Kampala accommodation has phone and fax service, but while in Murchison Falls, the service will be quite limited. Email is available in Kampala. For emergencies, your trip leader will have a cell phone at all times. You will be given that contact number before the trip.
Credit Cards and Cash
Credit card use is limited in Uganda and most purchases are best made with cash. The local currency is the Uganda Shilling. There is a better exchange rate for large US bills so bring 100’s rather than 20’s. Make sure that the bills are newer than 2006. You can cash travelers checks in Kampala, but it is more difficult and you will get a bad exchange rate. ATMs are now widespread so it is easy to get Shillings that way. At the airport, there are several ATMs just to the right of the doors as you leave the customs area.
The voltage is 220 as in Europe; however, the plugs are different than in America or most part of Europe. As outlets sometimes vary, if you plan to operate electric appliances, we suggest that you travel with a set of international adapter plugs as well as a voltage converter.
Laundry service is available at accommodations where two or more nights are spent. Dry cleaning is not available. You will probably do some washing yourself, so bring along a travel laundry soap.
Should you require emergency medical assistance, there are decent medical facilities available in Kampala at the Kampala International Hospital. For more severe medical emergencies, you will likely be airlifted to Nairobi, Kenya, through your med/evac insurance.
Passport and Visas
Your passport must be valid for 6 months beyond the trip duration. It is always important in international travel to guard your passport carefully. Also make 2 copies of your passport information page – one to leave with a relative or friend at home and one to give to the tour leader. It is also useful to have extra passport photos with you in the event you needed to replace your passport in Africa.
Visas are required for Uganda and must be purchased on-line in advance for $50. https://visas.immigration.go.ug/
In general, Uganda is a very safe country. You should exercise the same common sense as you would in the U.S. or any other part of the world. Normal care and sensible precautions should be taken.
Please do not leave cash, jewelry or Travelers’ Checks unattended in hotel rooms. Every lodge and hotel has safe deposit facilities for your valuables. As a precautionary measure, do not wear flashy jewelry or leave handbags unattended in public places.
You will be able to go shopping in traditional outdoor African markets, numerous small merchant shops, and stores and boutiques in Kampala. For the most part, prices in markets are negotiated, and those in stores are set.

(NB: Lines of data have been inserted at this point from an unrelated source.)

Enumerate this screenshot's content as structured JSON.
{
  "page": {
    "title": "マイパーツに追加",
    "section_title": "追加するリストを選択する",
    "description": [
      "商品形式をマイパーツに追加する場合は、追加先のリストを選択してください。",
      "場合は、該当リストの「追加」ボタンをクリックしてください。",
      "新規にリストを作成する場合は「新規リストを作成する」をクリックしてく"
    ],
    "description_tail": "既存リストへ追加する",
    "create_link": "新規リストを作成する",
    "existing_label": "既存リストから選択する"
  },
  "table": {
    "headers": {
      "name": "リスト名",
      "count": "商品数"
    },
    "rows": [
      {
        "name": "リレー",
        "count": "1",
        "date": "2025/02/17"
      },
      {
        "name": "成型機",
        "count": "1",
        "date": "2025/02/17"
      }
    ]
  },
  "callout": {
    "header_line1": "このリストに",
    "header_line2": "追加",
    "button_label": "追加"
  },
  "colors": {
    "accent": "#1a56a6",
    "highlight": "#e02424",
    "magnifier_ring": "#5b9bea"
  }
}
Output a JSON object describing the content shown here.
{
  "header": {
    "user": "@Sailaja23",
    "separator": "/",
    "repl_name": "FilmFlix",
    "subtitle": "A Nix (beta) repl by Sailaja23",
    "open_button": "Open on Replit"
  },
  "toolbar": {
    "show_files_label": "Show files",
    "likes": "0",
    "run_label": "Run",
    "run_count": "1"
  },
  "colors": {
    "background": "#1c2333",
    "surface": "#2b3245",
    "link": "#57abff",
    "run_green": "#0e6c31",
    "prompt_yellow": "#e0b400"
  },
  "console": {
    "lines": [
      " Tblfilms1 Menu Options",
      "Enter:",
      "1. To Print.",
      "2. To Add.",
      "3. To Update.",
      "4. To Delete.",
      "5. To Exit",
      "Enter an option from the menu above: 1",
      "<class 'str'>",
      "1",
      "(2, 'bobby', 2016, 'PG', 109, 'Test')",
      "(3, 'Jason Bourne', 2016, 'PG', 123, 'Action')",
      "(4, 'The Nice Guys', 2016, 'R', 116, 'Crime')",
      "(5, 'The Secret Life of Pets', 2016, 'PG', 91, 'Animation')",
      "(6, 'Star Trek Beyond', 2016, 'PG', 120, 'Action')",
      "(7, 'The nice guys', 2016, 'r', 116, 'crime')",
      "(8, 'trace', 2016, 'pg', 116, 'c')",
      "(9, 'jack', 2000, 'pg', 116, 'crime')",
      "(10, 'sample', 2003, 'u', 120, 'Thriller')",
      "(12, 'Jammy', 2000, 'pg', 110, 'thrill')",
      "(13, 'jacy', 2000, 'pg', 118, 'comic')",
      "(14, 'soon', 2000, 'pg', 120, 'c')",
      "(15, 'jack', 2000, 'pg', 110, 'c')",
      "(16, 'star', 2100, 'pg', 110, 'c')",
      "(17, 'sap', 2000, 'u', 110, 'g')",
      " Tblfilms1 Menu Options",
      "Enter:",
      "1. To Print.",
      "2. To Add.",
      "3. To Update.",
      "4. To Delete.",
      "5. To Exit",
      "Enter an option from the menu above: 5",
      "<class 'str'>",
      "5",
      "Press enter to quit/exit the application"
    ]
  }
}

It is not safe to drink tap water in Uganda. The lodges will generally provide you with bottled water or boiled water that is safe to drink. In an effort to reduce the use of disposable plastic water bottles, Conservation Concepts provides re-usable bottles for all trips and endeavors to have drinking water available at all times to re-fill those bottles.
The following is a checklist of items suggested for your trip:
Adapter, 3-hole type for electric items. (Please note that
Uganda uses 220-volt electricity).
Any special medicine or prescription you need
Correspondence/postcard address list
Electrical/battery operated items: razors, hair dryers, etc.
Extra pair of prescription sunglasses if you wear them (extra copy of your prescription)
Extra set of luggage keys (if applicable)
Face cloth, if desired (often not provided)
Hat, visor or scarf
Laundry soap, if you plan on hand washing
Passport, health card, travelers checks, credit cards, driver’s license (copies of your passport should be given to tour leader)
Reading material, journal
Several pairs of shorts/slacks/shirts/blouses/skirts
Small lightweight flashlight
Small travel alarm clock
Suntan lotion and sun screen
Tennis shoes/casual shoes/sandals
Wash-n-Dry towelettes, Kleenex packets